  • Both have excellent teamwork and work rate
  • Both are defensively capable

My supporting central midfield player has to be able to everything to greater or lesser degrees. They must be technically good, with a good engine. However the player needs to be able to play a reliable part defensively, assisting my more defensive central midfielder.

The differences between these 2 players are:

  • Wilshere is much more direct – he has better dribbling & flair, and his PPM’s encourage him to get forward as soon as possible
  • Wilshere is much more aggressive – his aggression & bravery are high, and his PPM encourages him to get into challenges
  • Wilshere is a touch more intelligent – he has better anticipation, leadership & teamwork
  • Ramsey tends to pass as opposed to dribble – he has mildly better passing, and tends to try killer balls often
  • Ramsey is a better goalscorer – his finishing is much better than Wilshere’s
  • Ramsey is a better tackler
  • Ramsey has a better engine and fitness

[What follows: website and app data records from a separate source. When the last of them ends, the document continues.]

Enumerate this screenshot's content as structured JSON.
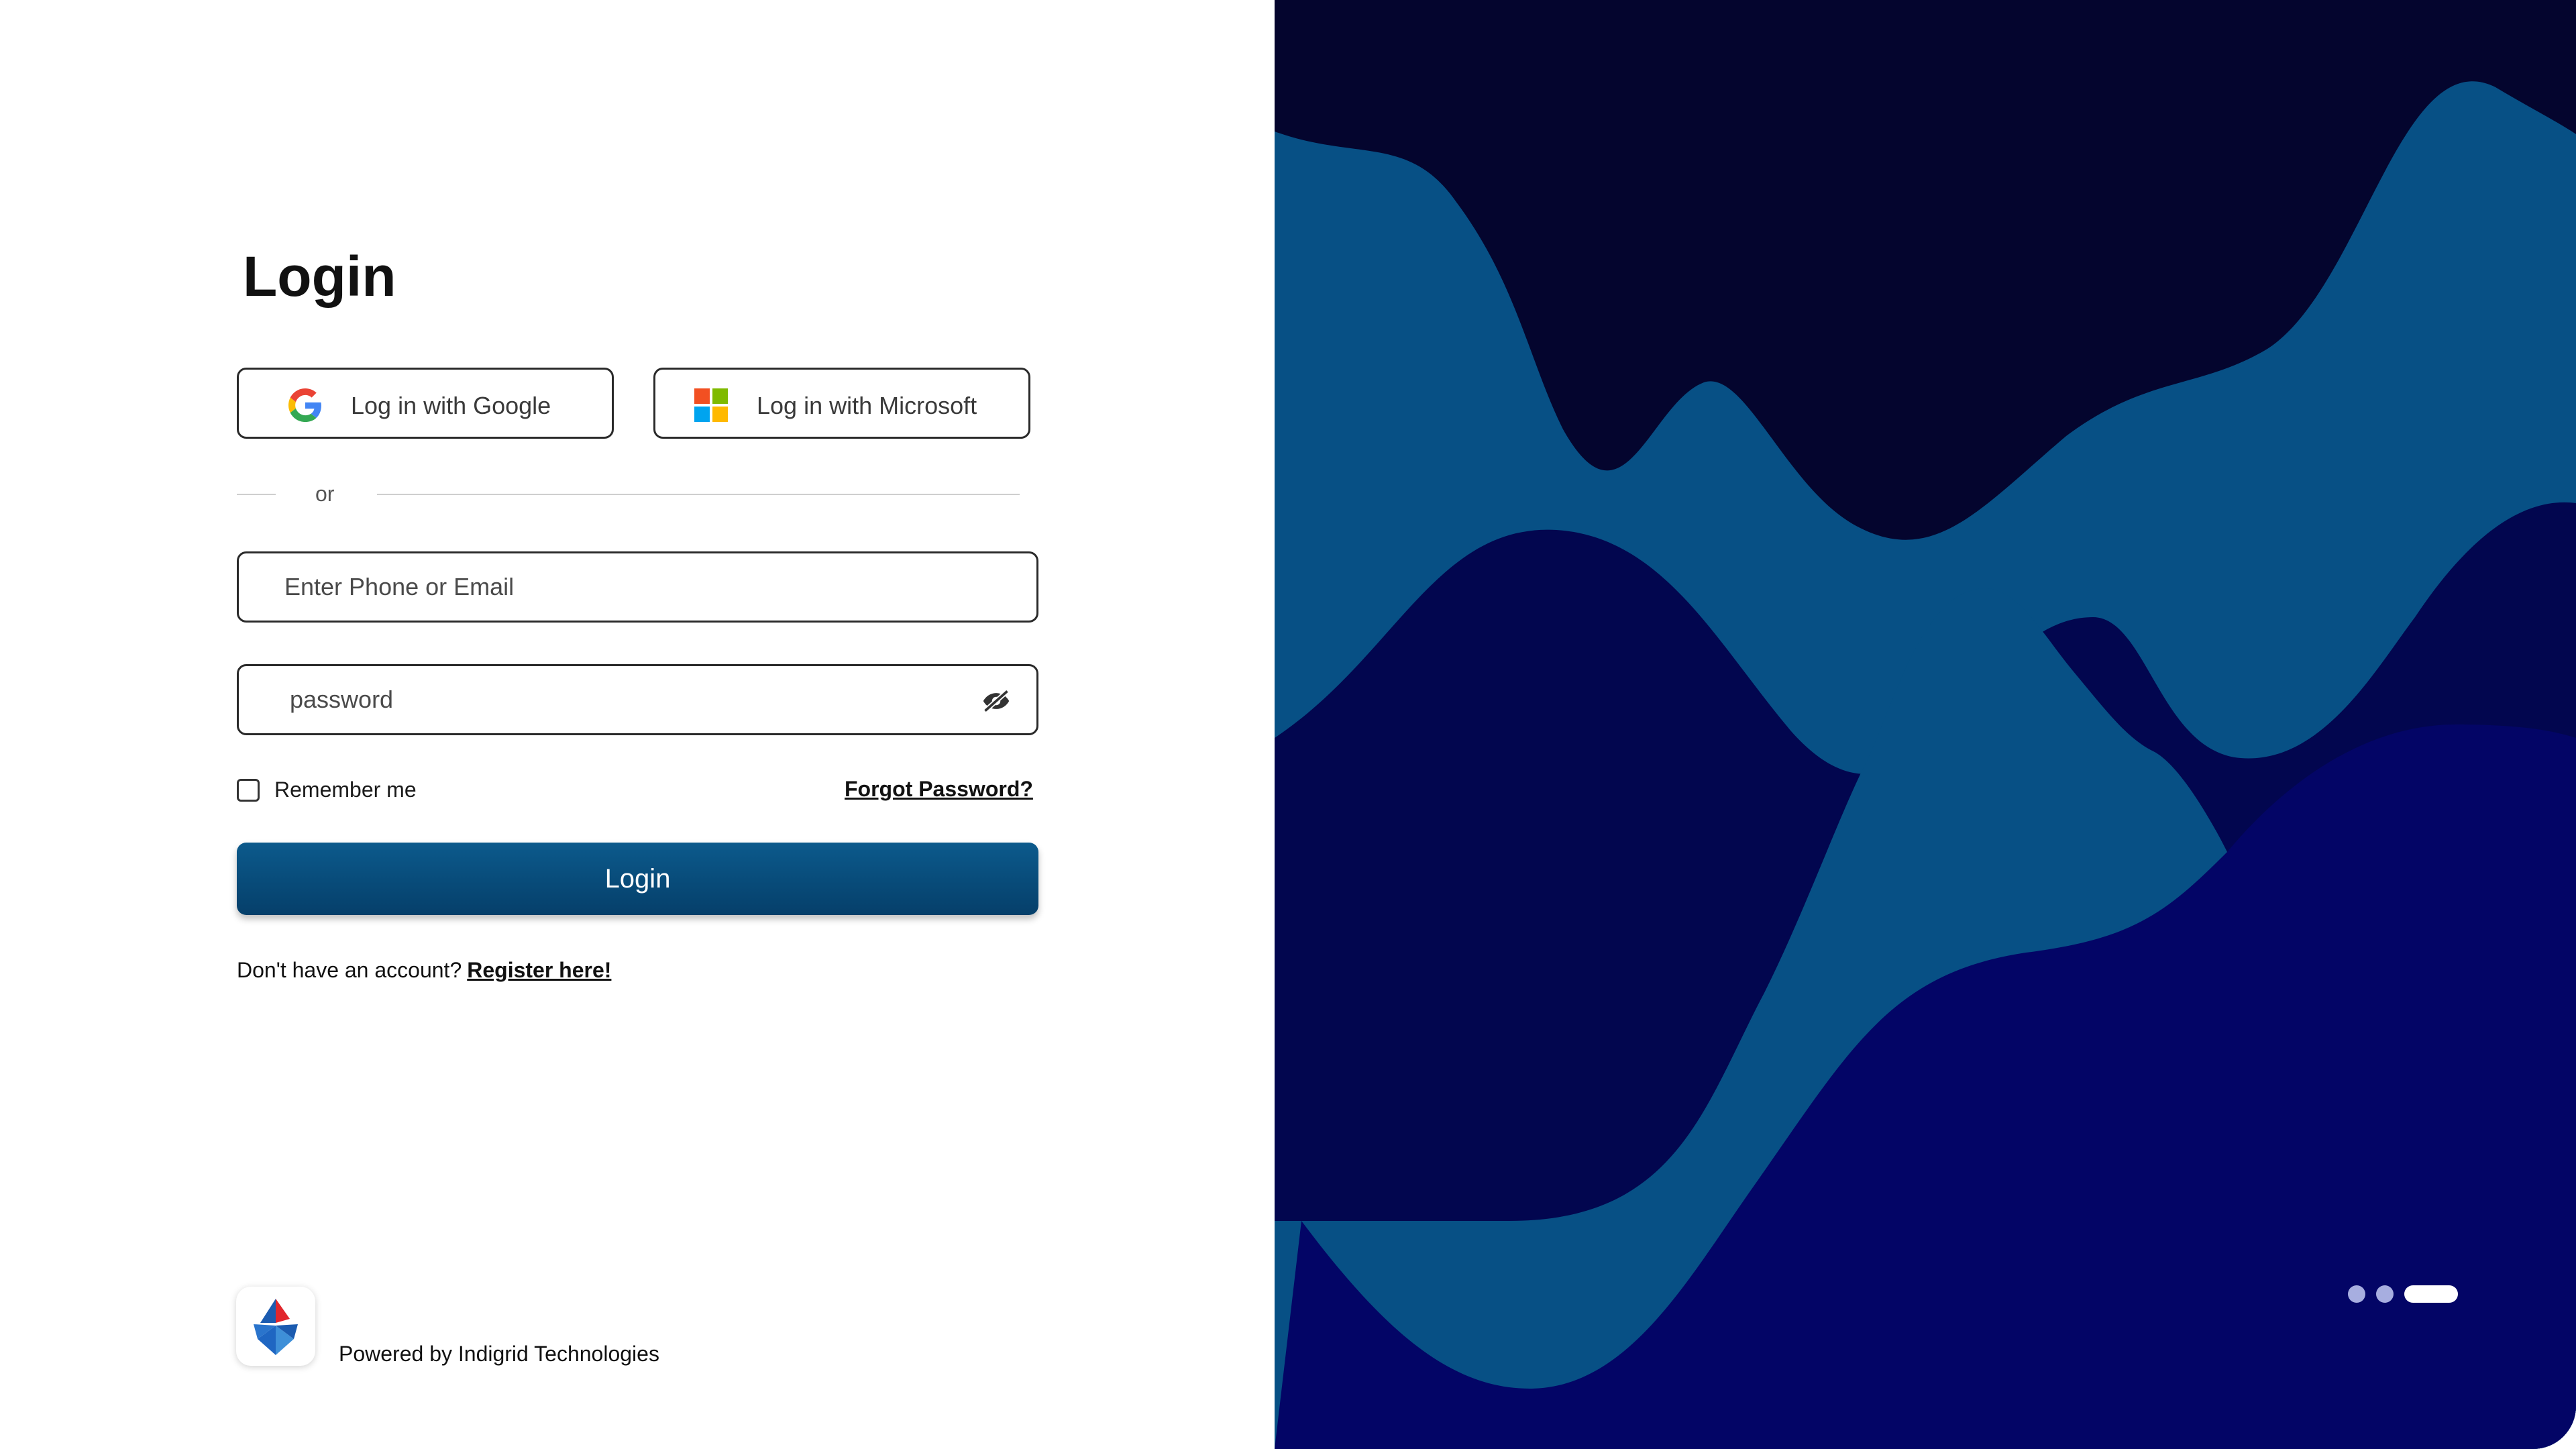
{
  "title": "Login",
  "sso": {
    "google_label": "Log in with Google",
    "microsoft_label": "Log in with Microsoft"
  },
  "divider_text": "or",
  "email_field": {
    "placeholder": "Enter Phone or Email"
  },
  "password_field": {
    "placeholder": "password"
  },
  "remember_label": "Remember me",
  "forgot_label": "Forgot Password?",
  "login_button_label": "Login",
  "register": {
    "prompt": "Don't have an account?",
    "link": "Register here!"
  },
  "footer": {
    "powered_by": "Powered by Indigrid Technologies"
  },
  "carousel": {
    "count": 3,
    "active_index": 2
  },
  "colors": {
    "primary_button": "#0b5283",
    "panel_dark": "#04052e",
    "panel_teal": "#075085",
    "panel_navy": "#030566"
  }
}
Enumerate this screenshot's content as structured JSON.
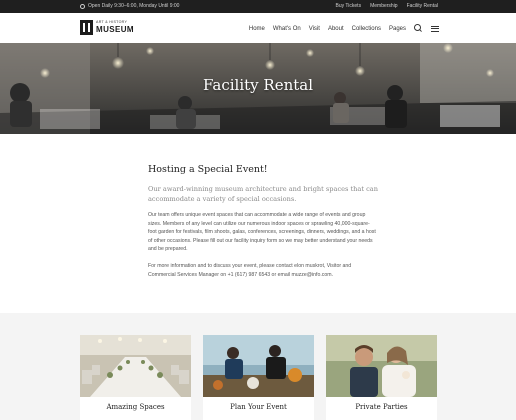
{
  "topbar": {
    "hours": "Open Daily 9:30–6:00, Monday Until 9:00",
    "links": [
      "Buy Tickets",
      "Membership",
      "Facility Rental"
    ]
  },
  "header": {
    "logo_small": "ART & HISTORY",
    "logo_big": "MUSEUM",
    "nav": [
      "Home",
      "What's On",
      "Visit",
      "About",
      "Collections",
      "Pages"
    ]
  },
  "hero": {
    "title": "Facility Rental"
  },
  "content": {
    "heading": "Hosting a Special Event!",
    "lead": "Our award-winning museum architecture and bright spaces that can accommodate a variety of special occasions.",
    "paragraph1": "Our team offers unique event spaces that can accommodate a wide range of events and group sizes. Members of any level can utilize our numerous indoor spaces or sprawling 40,000-square-foot garden for festivals, film shoots, galas, conferences, screenings, dinners, weddings, and a host of other occasions. Please fill out our facility inquiry form so we may better understand your needs and be prepared.",
    "paragraph2": "For more information and to discuss your event, please contact elon muskrot, Visitor and Commercial Services Manager on +1 (617) 987 6543 or email muzze@info.com."
  },
  "cards": [
    {
      "label": "Amazing Spaces"
    },
    {
      "label": "Plan Your Event"
    },
    {
      "label": "Private Parties"
    }
  ],
  "colors": {
    "topbar": "#1f1f1f",
    "section_bg": "#f4f4f4",
    "text_dark": "#222222",
    "text_muted": "#8a8a8a"
  }
}
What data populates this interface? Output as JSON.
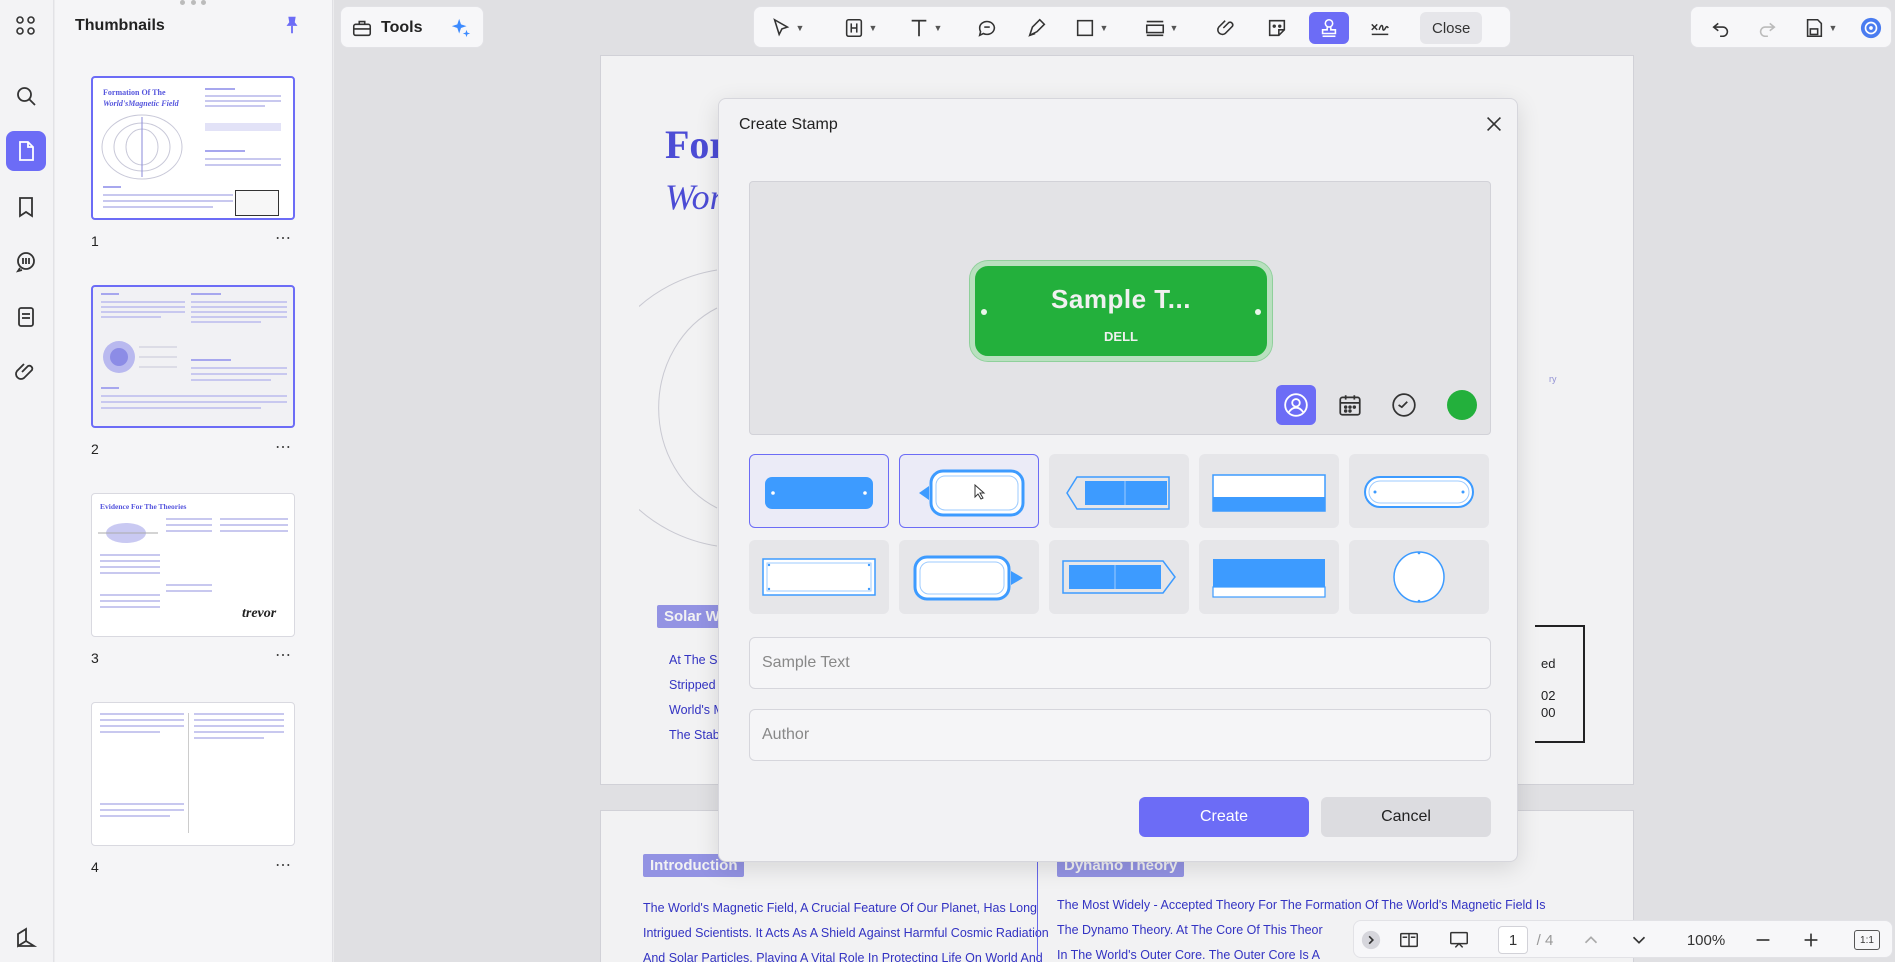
{
  "thumbnails": {
    "title": "Thumbnails",
    "pages": [
      {
        "number": "1",
        "title_line1": "Formation Of The",
        "title_line2": "World'sMagnetic Field"
      },
      {
        "number": "2"
      },
      {
        "number": "3",
        "title_line1": "Evidence For The Theories",
        "signature": "trevor"
      },
      {
        "number": "4"
      }
    ],
    "more_label": "⋯"
  },
  "toolbar": {
    "tools_label": "Tools",
    "close_label": "Close"
  },
  "document": {
    "title_partial": "For",
    "subtitle_partial": "Wor",
    "solar_tag": "Solar W",
    "solar_lines": [
      "At The Sa",
      "Stripped",
      "World's M",
      "The Stabi"
    ],
    "intro_tag": "Introduction",
    "intro_lines": [
      "The World's Magnetic Field, A Crucial Feature Of Our Planet, Has Long",
      "Intrigued Scientists. It Acts As A Shield Against Harmful Cosmic Radiation",
      "And Solar Particles, Playing A Vital Role In Protecting Life On World And"
    ],
    "dynamo_tag": "Dynamo Theory",
    "dynamo_lines": [
      "The Most Widely - Accepted Theory For The Formation Of The World's Magnetic Field Is",
      "The Dynamo Theory. At The Core Of This Theor",
      "In The World's Outer Core. The Outer Core Is A"
    ],
    "right_frag": [
      "ed",
      "02",
      "00"
    ],
    "ry_frag": "ry"
  },
  "modal": {
    "title": "Create Stamp",
    "stamp_text": "Sample T...",
    "stamp_author": "DELL",
    "stamp_color": "#23b03c",
    "sample_text_placeholder": "Sample Text",
    "author_placeholder": "Author",
    "create_label": "Create",
    "cancel_label": "Cancel"
  },
  "statusbar": {
    "current_page": "1",
    "total_pages": "/ 4",
    "zoom": "100%",
    "fit_label": "1:1"
  },
  "colors": {
    "accent": "#6c6cf6",
    "stamp_green": "#23b03c",
    "shape_blue": "#3d9bff"
  }
}
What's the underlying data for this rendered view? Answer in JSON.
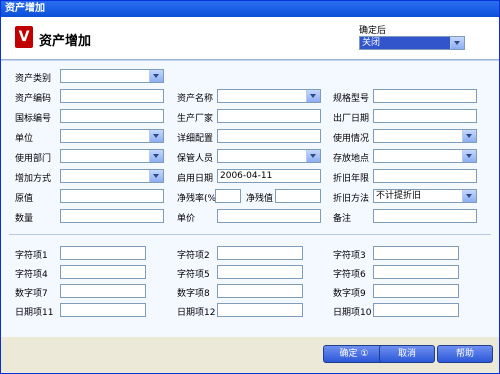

In terms of using these 2 players, Wilshere is more likely to create a chance through a moment of individual skill – and I also expect him to make more positive runs off the ball to force a chance or opening. If I elect to play a high pressing game then Wilshere’s aggressive style will suit this plan, especially as any fouls his style causes are likely to be higher up the pitch, away from goal. Ramsey on the other hand, is less aggressive, but picks his tackles a little better, and is more disciplined and a better choice than Wilshere in a game I expect to sit a bit deeper. Ramsey is also a better goalscorer and therefore more likely to finish a chance created with a late run into the penalty area. The difference in movement is also important – Wilshere will tend to make a direct run in behind, or into advanced areas to score goals, however, Ramsey will tend to stay with play, rather than bursting ahead, but will look to make a late surge into the area, or, get onto a cut back from the byline.


The key to using these subtle differences to their best, is to think about your game plan and which player will maximise what you are trying to do. If I want to press aggressively, then perhaps should I play Wilshere ahead of Ramsey? Should I then go with Monreal to add to the aggression? Or should I go with Gibbs to make use of his better recovery pace? The next aspect of this, is to know your players. This may be an obvious point – but I know my players attributes (not maybe every single attribute exactly, but I have a very good idea who has what attributes), and PPM’s as well as these dramatically tailor the style the player adopts. Using this knowledge from my memory, I know that Giroud plays with his back to goal, and Welbeck tries to beat the offside trap – both players fit the system, but I can pick which player will suit the style I am going to play most effectively, which will complement the team as a whole. Making the right changes and adaptation as you go can honestly earn you anything from an extra 5 points a year, to maybe 10 or 20 points. It is 1 thing to have a game plan, but it is another making the game plan work.

2 thoughts on “Variety and Subtlety: Getting the extra points out of your team.”

  1. Would you advocate change of role alongside change of personnel as well?

    For example, Debuchy are better of as CWB while his backup Chambers are better as WBS.

Leave a Reply